Bush went on to conquer Texas politics, and by then Molly reigned as a major figure in Texas journalism. Eventually, of course, they were both more widely known beyond the Red River, but their journeys to the national stage were very different. While Bush came to embrace his political heritage, Molly veered from her own. Her family was Republican, but she was caught up in the turmoil of the '60s and became an ardent liberal, or "populist" as Texas liberals like to call themselves.

"Molly was a hero," her beloved Texas Observer declared Wednesday evening in its annoucement of her death. "She was a mentor. She was a liberal. She was a patriot."

After graduating from Smith (like her mother and grandmother) she went to Columbia School of Journalism and studied in France, working summers at the Houston Chronicle. Then a brief gig at the Minneapolis Tribune, followed by six years as co-editor of The Texas Observer with friend Kaye Northcott. The two cut a swath through Texas politics in grand Observer tradition, investigating and exposing misdeeds and championing causes. In person, the two looked nothing like a duo from central casting — Molly beyond six feet, with big hair and a wide laugh; Kaye, petite, tiny, birdlike — but both gritty journalists.

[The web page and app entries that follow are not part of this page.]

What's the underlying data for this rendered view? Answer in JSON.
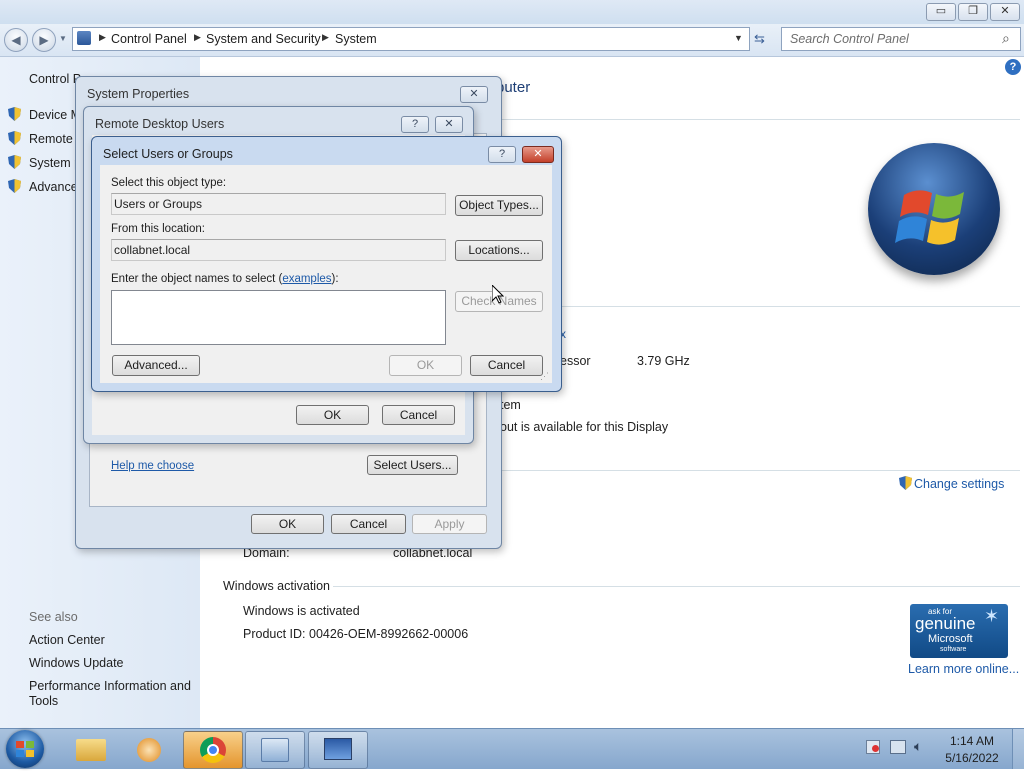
{
  "window": {
    "caption_buttons": [
      "▭",
      "❐",
      "✕"
    ]
  },
  "navbar": {
    "breadcrumbs": [
      "Control Panel",
      "System and Security",
      "System"
    ],
    "search_placeholder": "Search Control Panel"
  },
  "sidebar": {
    "home": "Control P",
    "items": [
      "Device M",
      "Remote s",
      "System p",
      "Advance"
    ],
    "see_also_title": "See also",
    "see_also": [
      "Action Center",
      "Windows Update",
      "Performance Information and",
      "Tools"
    ]
  },
  "main": {
    "heading_partial": "puter",
    "bullet_x": "x",
    "processor_label": "essor",
    "processor_speed": "3.79 GHz",
    "system_type_partial": "tem",
    "pen_touch_partial": "out is available for this Display",
    "change_settings": "Change settings",
    "domain_label": "Domain:",
    "domain_value": "collabnet.local",
    "activation_title": "Windows activation",
    "activation_status": "Windows is activated",
    "product_id": "Product ID: 00426-OEM-8992662-00006",
    "genuine_line1": "ask for",
    "genuine_line2": "genuine",
    "genuine_line3": "Microsoft",
    "genuine_line4": "software",
    "learn_more": "Learn more online..."
  },
  "system_properties": {
    "title": "System Properties",
    "help_me_choose": "Help me choose",
    "select_users_btn": "Select Users...",
    "ok": "OK",
    "cancel": "Cancel",
    "apply": "Apply"
  },
  "remote_desktop_users": {
    "title": "Remote Desktop Users",
    "ok": "OK",
    "cancel": "Cancel"
  },
  "select_users": {
    "title": "Select Users or Groups",
    "object_type_label": "Select this object type:",
    "object_type_value": "Users or Groups",
    "object_types_btn": "Object Types...",
    "location_label": "From this location:",
    "location_value": "collabnet.local",
    "locations_btn": "Locations...",
    "enter_names_label": "Enter the object names to select (",
    "examples_link": "examples",
    "enter_names_label_end": "):",
    "check_names_btn": "Check Names",
    "advanced_btn": "Advanced...",
    "ok": "OK",
    "cancel": "Cancel"
  },
  "taskbar": {
    "time": "1:14 AM",
    "date": "5/16/2022"
  },
  "colors": {
    "link": "#1e5aa8",
    "taskbar": "#94b2d6"
  }
}
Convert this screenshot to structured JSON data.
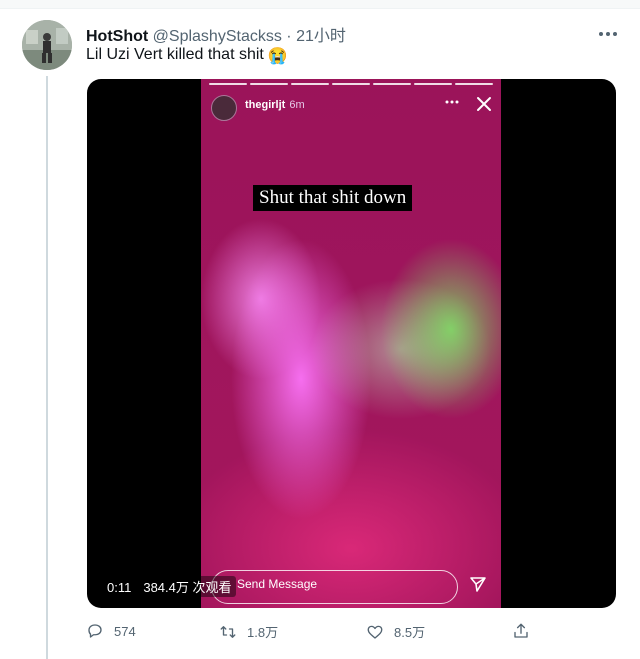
{
  "tweet": {
    "author_name": "HotShot",
    "author_handle": "@SplashyStackss",
    "separator": "·",
    "time": "21小时",
    "text": "Lil Uzi Vert killed that shit",
    "emoji": "😭",
    "more_icon": "more-horizontal-icon"
  },
  "video": {
    "story_user": "thegirljt",
    "story_time": "6m",
    "caption": "Shut that shit down",
    "message_placeholder": "Send Message",
    "elapsed": "0:11",
    "views": "384.4万 次观看"
  },
  "actions": {
    "reply_count": "574",
    "retweet_count": "1.8万",
    "like_count": "8.5万"
  },
  "colors": {
    "secondary_text": "#536471",
    "thread_line": "#cfd9de",
    "primary_text": "#0f1419"
  }
}
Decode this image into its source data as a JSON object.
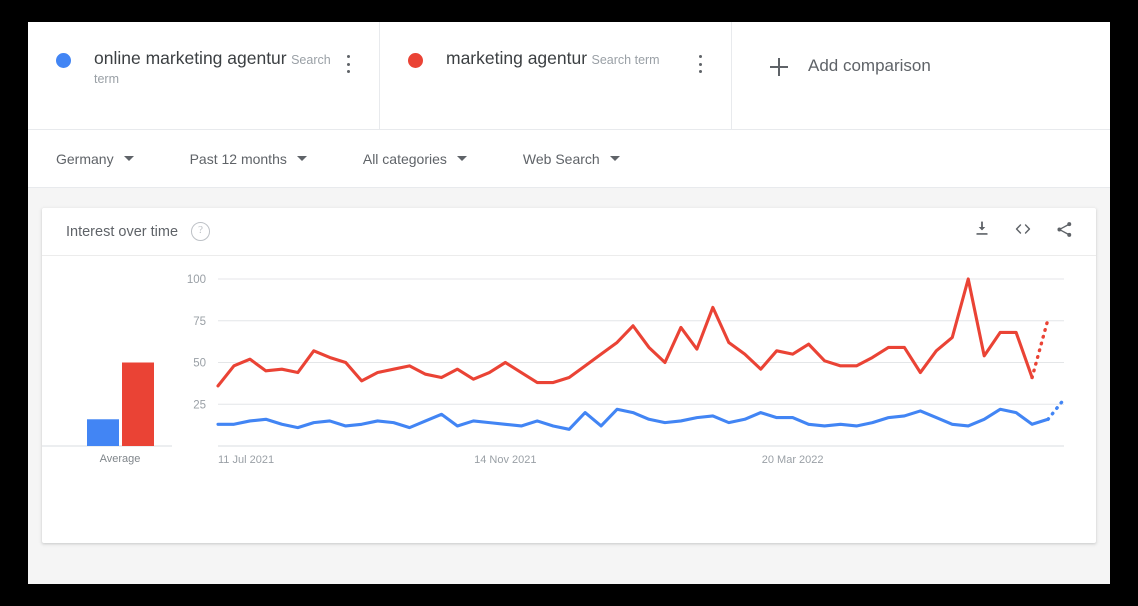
{
  "app": {
    "background_color": "#f5f5f5",
    "card_color": "#ffffff"
  },
  "terms": [
    {
      "name": "online marketing agentur",
      "subtitle": "Search term",
      "color": "#4285f4",
      "menu_icon": "kebab-menu-icon"
    },
    {
      "name": "marketing agentur",
      "subtitle": "Search term",
      "color": "#ea4335",
      "menu_icon": "kebab-menu-icon"
    }
  ],
  "add_comparison": {
    "label": "Add comparison",
    "icon": "plus-icon"
  },
  "filters": [
    {
      "label": "Germany",
      "icon": "chevron-down-icon"
    },
    {
      "label": "Past 12 months",
      "icon": "chevron-down-icon"
    },
    {
      "label": "All categories",
      "icon": "chevron-down-icon"
    },
    {
      "label": "Web Search",
      "icon": "chevron-down-icon"
    }
  ],
  "chart_card": {
    "title": "Interest over time",
    "help_icon": "question-mark-icon",
    "help_glyph": "?",
    "actions": [
      {
        "name": "download-icon",
        "tooltip": "Download"
      },
      {
        "name": "embed-code-icon",
        "tooltip": "Embed"
      },
      {
        "name": "share-icon",
        "tooltip": "Share"
      }
    ]
  },
  "chart_data": {
    "type": "line",
    "title": "Interest over time",
    "xlabel": "",
    "ylabel": "",
    "ylim": [
      0,
      100
    ],
    "yticks": [
      25,
      50,
      75,
      100
    ],
    "ytick_labels": [
      "25",
      "50",
      "75",
      "100"
    ],
    "grid": true,
    "legend_position": "top",
    "xtick_labels": [
      "11 Jul 2021",
      "14 Nov 2021",
      "20 Mar 2022"
    ],
    "xtick_indices": [
      0,
      18,
      36
    ],
    "colors": {
      "online marketing agentur": "#4285f4",
      "marketing agentur": "#ea4335"
    },
    "partial_last_point": true,
    "series": [
      {
        "name": "online marketing agentur",
        "color": "#4285f4",
        "values": [
          13,
          13,
          15,
          16,
          13,
          11,
          14,
          15,
          12,
          13,
          15,
          14,
          11,
          15,
          19,
          12,
          15,
          14,
          13,
          12,
          15,
          12,
          10,
          20,
          12,
          22,
          20,
          16,
          14,
          15,
          17,
          18,
          14,
          16,
          20,
          17,
          17,
          13,
          12,
          13,
          12,
          14,
          17,
          18,
          21,
          17,
          13,
          12,
          16,
          22,
          20,
          13,
          16,
          28
        ]
      },
      {
        "name": "marketing agentur",
        "color": "#ea4335",
        "values": [
          36,
          48,
          52,
          45,
          46,
          44,
          57,
          53,
          50,
          39,
          44,
          46,
          48,
          43,
          41,
          46,
          40,
          44,
          50,
          44,
          38,
          38,
          41,
          48,
          55,
          62,
          72,
          59,
          50,
          71,
          58,
          83,
          62,
          55,
          46,
          57,
          55,
          61,
          51,
          48,
          48,
          53,
          59,
          59,
          44,
          57,
          65,
          100,
          54,
          68,
          68,
          41,
          76
        ]
      }
    ],
    "average_bars": {
      "label": "Average",
      "values": [
        {
          "name": "online marketing agentur",
          "value": 16,
          "color": "#4285f4"
        },
        {
          "name": "marketing agentur",
          "value": 50,
          "color": "#ea4335"
        }
      ]
    }
  }
}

In 1976, Molly was swept up by the New York Times to add some writing panache to the Grey Lady, but she brought more spice than the Times could handle. "Molly doesn't sand down," friend Adam Clymer said. Her legendary description of a community chicken killing event as a "gang pluck" was one wince too far for the Times, and she was back in Texas.

That's where I remember her. In the decade of the '80s Austin was a grand place to be if you were a journalist or a politician. Texas politics was raucous and raw. There was booze, smoke-filled rooms (including Molly's office) and an abundance of colorful characters, some wearing diamonds in their cowboy boots, others brawling on the state senate floor. And there were newspaper wars going on and money being spent on investigative journalism and grand photo essays. For a decade, Molly wrote for the Dallas Times Herald, until it was swallowed up by the Dallas Morning News in 1992. Oh, I envied her, and I am sure that I was not alone — to be a political columnist in that decade before so much of politics turned to spin and pablum.

Now, with her books about Bush and her columns, including her final column about her opposition to the war, she is lauded as a great liberal. That's the way things are now, labels must apply. But Molly captured the joy of politics for all of us. One story she told last fall when Ann Richards died is a glimpse of what fun it all was:

Molly and then Texas Comptroller Bob Bullock (as canny a politician as ever lived), his personnel director Charles Miles and Ann Richards were leaning on the back wall of a popular watering hole during a typical Austin political shindig. A local county official from east Texas, "some old racist judge," as Molly called him, approached. Bullock, who had yet to swear off drinking, introduced the official "to my good friend Molly Ivins." The man was aghast, but he was taken aback further when Bullock introduced him next to his personnel director, Miles, an African American. Then Richards leaned forward, proffered a hand, according to Molly, and said, "How do you do, I'm Mrs. Miles."

Laughter as big as Texas — that's what Molly gave us.